- _EXERCISE INPUT_:
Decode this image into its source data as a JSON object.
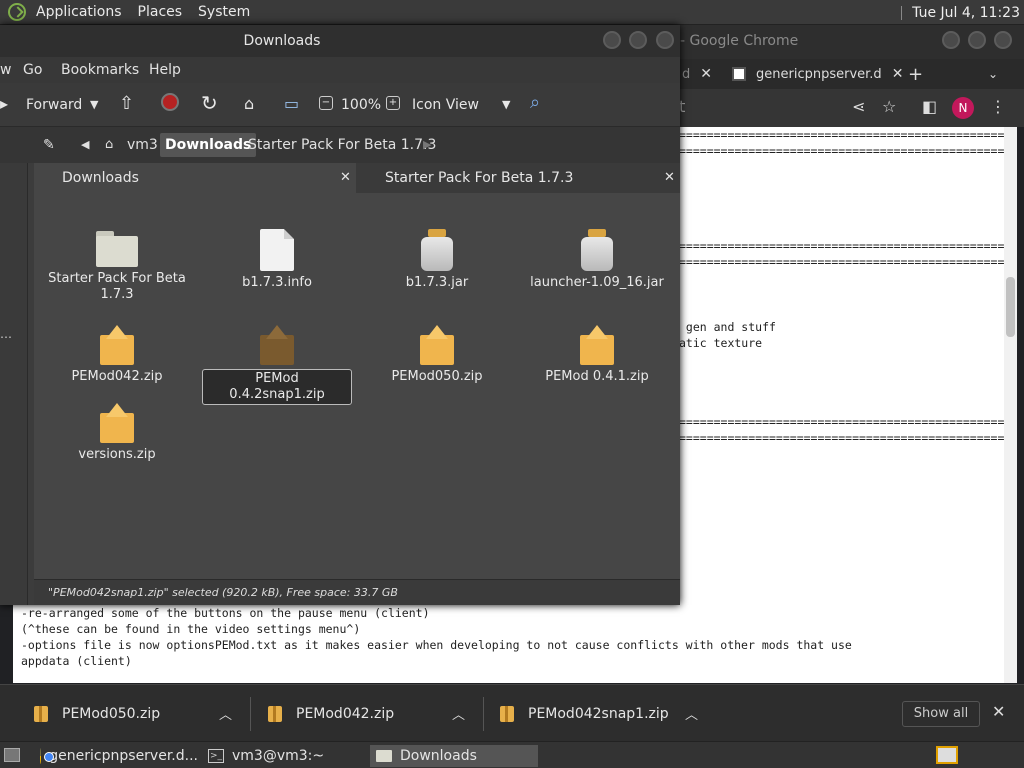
{
  "top_panel": {
    "menu": [
      "Applications",
      "Places",
      "System"
    ],
    "clock": "Tue Jul  4, 11:23"
  },
  "chrome": {
    "title": "- Google Chrome",
    "tab_partial": "d",
    "tab_label": "genericpnpserver.d",
    "new_tab": "+",
    "toolbar_left_text": "t",
    "avatar_letter": "N",
    "page_lines": [
      "=====================================================",
      "=====================================================",
      "=====================================================",
      "=====================================================",
      " gen and stuff",
      "atic texture",
      "=====================================================",
      "====================================================="
    ],
    "page_bottom_lines": [
      "-re-arranged some of the buttons on the pause menu (client)",
      "(^these can be found in the video settings menu^)",
      "-options file is now optionsPEMod.txt as it makes easier when developing to not cause conflicts with other mods that use",
      "appdata (client)"
    ],
    "downloads": [
      {
        "name": "PEMod050.zip"
      },
      {
        "name": "PEMod042.zip"
      },
      {
        "name": "PEMod042snap1.zip"
      }
    ],
    "show_all": "Show all"
  },
  "file_manager": {
    "title": "Downloads",
    "menu": [
      "w",
      "Go",
      "Bookmarks",
      "Help"
    ],
    "toolbar": {
      "forward": "Forward",
      "zoom": "100%",
      "view_mode": "Icon View"
    },
    "breadcrumbs": [
      "vm3",
      "Downloads",
      "Starter Pack For Beta 1.7.3"
    ],
    "tabs": [
      {
        "label": "Downloads"
      },
      {
        "label": "Starter Pack For Beta 1.7.3"
      }
    ],
    "items": [
      {
        "name": "Starter Pack For Beta 1.7.3",
        "type": "folder"
      },
      {
        "name": "b1.7.3.info",
        "type": "file"
      },
      {
        "name": "b1.7.3.jar",
        "type": "jar"
      },
      {
        "name": "launcher-1.09_16.jar",
        "type": "jar"
      },
      {
        "name": "PEMod042.zip",
        "type": "zip"
      },
      {
        "name": "PEMod 0.4.2snap1.zip",
        "type": "zip",
        "selected": true
      },
      {
        "name": "PEMod050.zip",
        "type": "zip"
      },
      {
        "name": "PEMod 0.4.1.zip",
        "type": "zip"
      },
      {
        "name": "versions.zip",
        "type": "zip"
      }
    ],
    "status": "\"PEMod042snap1.zip\" selected (920.2 kB), Free space: 33.7 GB"
  },
  "taskbar": {
    "tasks": [
      {
        "label": "genericpnpserver.d..."
      },
      {
        "label": "vm3@vm3:~"
      },
      {
        "label": "Downloads"
      }
    ]
  }
}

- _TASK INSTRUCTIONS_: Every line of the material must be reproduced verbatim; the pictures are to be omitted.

- _RESULT BELOW_:
Decode this image into its source data as a JSON object.
{
  "top_panel": {
    "menu": [
      "Applications",
      "Places",
      "System"
    ],
    "clock": "Tue Jul  4, 11:23"
  },
  "chrome": {
    "title": "- Google Chrome",
    "tab_partial": "d",
    "tab_label": "genericpnpserver.d",
    "new_tab": "+",
    "toolbar_left_text": "t",
    "avatar_letter": "N",
    "page_lines": [
      "=====================================================",
      "=====================================================",
      "=====================================================",
      "=====================================================",
      " gen and stuff",
      "atic texture",
      "=====================================================",
      "====================================================="
    ],
    "page_bottom_lines": [
      "-re-arranged some of the buttons on the pause menu (client)",
      "(^these can be found in the video settings menu^)",
      "-options file is now optionsPEMod.txt as it makes easier when developing to not cause conflicts with other mods that use",
      "appdata (client)"
    ],
    "downloads": [
      {
        "name": "PEMod050.zip"
      },
      {
        "name": "PEMod042.zip"
      },
      {
        "name": "PEMod042snap1.zip"
      }
    ],
    "show_all": "Show all"
  },
  "file_manager": {
    "title": "Downloads",
    "menu": [
      "w",
      "Go",
      "Bookmarks",
      "Help"
    ],
    "toolbar": {
      "forward": "Forward",
      "zoom": "100%",
      "view_mode": "Icon View"
    },
    "breadcrumbs": [
      "vm3",
      "Downloads",
      "Starter Pack For Beta 1.7.3"
    ],
    "tabs": [
      {
        "label": "Downloads"
      },
      {
        "label": "Starter Pack For Beta 1.7.3"
      }
    ],
    "items": [
      {
        "name": "Starter Pack For Beta 1.7.3",
        "type": "folder"
      },
      {
        "name": "b1.7.3.info",
        "type": "file"
      },
      {
        "name": "b1.7.3.jar",
        "type": "jar"
      },
      {
        "name": "launcher-1.09_16.jar",
        "type": "jar"
      },
      {
        "name": "PEMod042.zip",
        "type": "zip"
      },
      {
        "name": "PEMod 0.4.2snap1.zip",
        "type": "zip",
        "selected": true
      },
      {
        "name": "PEMod050.zip",
        "type": "zip"
      },
      {
        "name": "PEMod 0.4.1.zip",
        "type": "zip"
      },
      {
        "name": "versions.zip",
        "type": "zip"
      }
    ],
    "status": "\"PEMod042snap1.zip\" selected (920.2 kB), Free space: 33.7 GB"
  },
  "taskbar": {
    "tasks": [
      {
        "label": "genericpnpserver.d..."
      },
      {
        "label": "vm3@vm3:~"
      },
      {
        "label": "Downloads"
      }
    ]
  }
}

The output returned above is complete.